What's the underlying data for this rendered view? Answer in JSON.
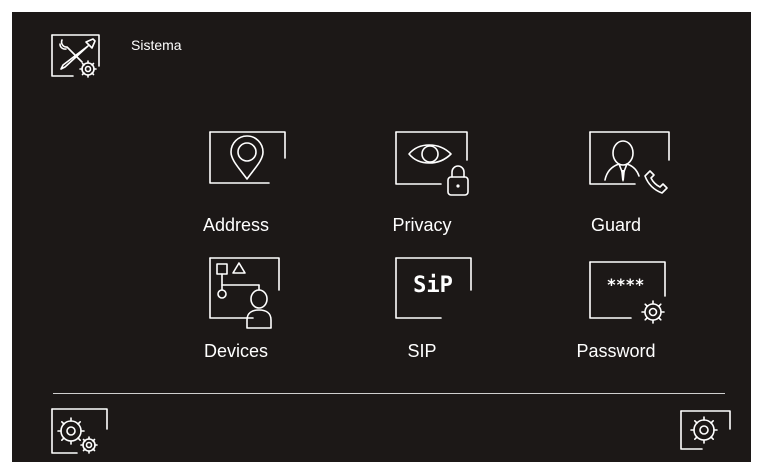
{
  "header": {
    "title": "Sistema",
    "icon": "tools-settings-icon"
  },
  "menu": {
    "items": [
      {
        "label": "Address",
        "icon": "location-pin-icon"
      },
      {
        "label": "Privacy",
        "icon": "eye-lock-icon"
      },
      {
        "label": "Guard",
        "icon": "guard-phone-icon"
      },
      {
        "label": "Devices",
        "icon": "device-tree-icon"
      },
      {
        "label": "SIP",
        "icon": "sip-icon"
      },
      {
        "label": "Password",
        "icon": "password-gear-icon"
      }
    ]
  },
  "sip_icon_text": "SiP",
  "password_mask": "****",
  "footer": {
    "left_icon": "double-gear-icon",
    "right_icon": "gear-icon"
  },
  "colors": {
    "background": "#1c1817",
    "foreground": "#ffffff",
    "divider": "#cfcfcf"
  }
}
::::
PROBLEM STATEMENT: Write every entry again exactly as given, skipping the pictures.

SOLUTION TO THIS PROBLEM:
What's the underlying data for this rendered view? Answer in JSON.
{
  "header": {
    "title": "Sistema",
    "icon": "tools-settings-icon"
  },
  "menu": {
    "items": [
      {
        "label": "Address",
        "icon": "location-pin-icon"
      },
      {
        "label": "Privacy",
        "icon": "eye-lock-icon"
      },
      {
        "label": "Guard",
        "icon": "guard-phone-icon"
      },
      {
        "label": "Devices",
        "icon": "device-tree-icon"
      },
      {
        "label": "SIP",
        "icon": "sip-icon"
      },
      {
        "label": "Password",
        "icon": "password-gear-icon"
      }
    ]
  },
  "sip_icon_text": "SiP",
  "password_mask": "****",
  "footer": {
    "left_icon": "double-gear-icon",
    "right_icon": "gear-icon"
  },
  "colors": {
    "background": "#1c1817",
    "foreground": "#ffffff",
    "divider": "#cfcfcf"
  }
}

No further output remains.